Firstly, I will admit that I was initially drawn to this book because it is published by Orenda. I’ve become a big fan of the dark, bold, original and compelling books they publish. When I saw the haunting cover and read the synopsis I knew I had to read this book. The Home is all the things I’ve come to expect from Orenda and more. It is a bleak, fierce, powerful and intriguing story that reached into my soul.
“The thing about us was we weren’t afraid of the darkness. It was part of who we were. It was normal.”
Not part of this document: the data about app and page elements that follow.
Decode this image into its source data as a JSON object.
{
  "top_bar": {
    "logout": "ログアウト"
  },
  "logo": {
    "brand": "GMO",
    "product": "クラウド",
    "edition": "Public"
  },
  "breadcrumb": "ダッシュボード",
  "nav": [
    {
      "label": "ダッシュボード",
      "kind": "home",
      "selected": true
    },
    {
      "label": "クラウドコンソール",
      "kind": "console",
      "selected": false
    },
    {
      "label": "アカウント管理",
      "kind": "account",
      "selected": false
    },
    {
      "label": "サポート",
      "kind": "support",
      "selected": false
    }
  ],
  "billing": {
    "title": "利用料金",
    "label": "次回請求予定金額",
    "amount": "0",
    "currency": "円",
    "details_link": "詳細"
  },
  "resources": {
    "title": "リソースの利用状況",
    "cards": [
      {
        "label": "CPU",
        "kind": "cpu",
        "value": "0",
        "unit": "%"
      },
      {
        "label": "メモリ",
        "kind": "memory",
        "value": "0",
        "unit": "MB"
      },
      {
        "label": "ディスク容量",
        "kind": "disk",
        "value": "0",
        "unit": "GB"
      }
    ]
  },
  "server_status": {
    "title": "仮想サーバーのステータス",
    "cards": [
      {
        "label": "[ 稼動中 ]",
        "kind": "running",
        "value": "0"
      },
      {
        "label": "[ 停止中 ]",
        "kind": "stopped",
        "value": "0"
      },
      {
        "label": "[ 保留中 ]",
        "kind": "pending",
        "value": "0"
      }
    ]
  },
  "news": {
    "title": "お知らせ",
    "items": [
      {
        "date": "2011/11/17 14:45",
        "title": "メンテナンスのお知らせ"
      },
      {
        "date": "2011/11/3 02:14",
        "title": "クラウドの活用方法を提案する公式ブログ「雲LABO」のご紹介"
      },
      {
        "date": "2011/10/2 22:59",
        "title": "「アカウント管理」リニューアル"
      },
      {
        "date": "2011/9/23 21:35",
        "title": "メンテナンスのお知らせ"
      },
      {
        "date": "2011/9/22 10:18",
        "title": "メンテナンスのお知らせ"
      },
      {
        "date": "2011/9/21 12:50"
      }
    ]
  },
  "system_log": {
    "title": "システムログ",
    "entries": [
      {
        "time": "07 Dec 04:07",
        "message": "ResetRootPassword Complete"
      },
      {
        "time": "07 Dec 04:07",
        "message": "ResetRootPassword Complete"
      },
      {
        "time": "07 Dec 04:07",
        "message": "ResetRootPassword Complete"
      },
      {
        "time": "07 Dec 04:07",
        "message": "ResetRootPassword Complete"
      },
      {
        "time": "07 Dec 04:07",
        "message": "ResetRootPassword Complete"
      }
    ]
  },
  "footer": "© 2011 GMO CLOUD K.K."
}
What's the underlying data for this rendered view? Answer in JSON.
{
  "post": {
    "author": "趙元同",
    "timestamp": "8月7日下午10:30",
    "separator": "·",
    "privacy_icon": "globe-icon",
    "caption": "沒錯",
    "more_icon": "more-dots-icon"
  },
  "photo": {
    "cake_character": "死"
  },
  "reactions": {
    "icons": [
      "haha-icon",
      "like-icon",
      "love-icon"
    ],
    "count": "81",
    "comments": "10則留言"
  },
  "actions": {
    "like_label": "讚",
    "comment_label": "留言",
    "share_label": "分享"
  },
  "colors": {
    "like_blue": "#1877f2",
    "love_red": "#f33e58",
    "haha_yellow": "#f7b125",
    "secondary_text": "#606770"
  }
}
The girls were fractured, broken characters who came to the home because they had seen and experienced things no one should have to. They had been forced to become hardened survivors and learned to trust only themselves. Their pasts are a mystery and the details of the abuse and neglect they’ve suffered is slowly unveiled over the course of the book. As we get to know them we find that inside that hardened shell they’re just kids who want to be safe and loved. They’re suffocating, drowning, and looking for a life raft to hold on to, only to have one they thought they’d found snatched away from them. I couldn’t help but feel a sense of maternal instinct towards each of them, wishing they could have had a family that treated them better and a life free from the trauma they have witnessed. I wondered how much they could possibly take, if they can overcome this latest tragedy or it will be the incident that leads to them spiraling out of reach forever.
This was the first time I had read a book by this author and I can’t wait to read more. Her subdued style was beautiful and haunting. She moved smoothly between the narrators and timelines, keeping the reader guessing about the truth of Hope’s death right until the final pages. I know I vacillated between a couple theories over the course of the book. I was under Ms Stovell’s spell from the opening lines until the final sentence and can’t wait to read more so she can do it again.
The Home is an eerie, heart-rending and alluring novel. I went through all the colours of my emotions as I read this fateful tale. As I approached the finale, it felt like I was on a train hurtling towards tragedy at breakneck speed and I was powerless to stop it. I couldn’t stop reading, finally feeling sure of my suspicions and with just one niggling unanswered question. But I was blindsided as the jaw-dropping truth was revealed, leaving me wrecked. A phenomenal novel that I can’t recommend highly enough.
ABOUT THE AUTHOR:
Sarah Stovell was born in 1977 and spent most of her life in the Home Counties before a season working in a remote North Yorkshire youth hostel made her realise she was a northerner at heart. She now lives in Northumberland with her partner and two children and is a lecturer in Creative Writing at Lincoln University. Her debut psychological thriller, Exquisite, was called ‘the book of the summer ’ by Sunday Times.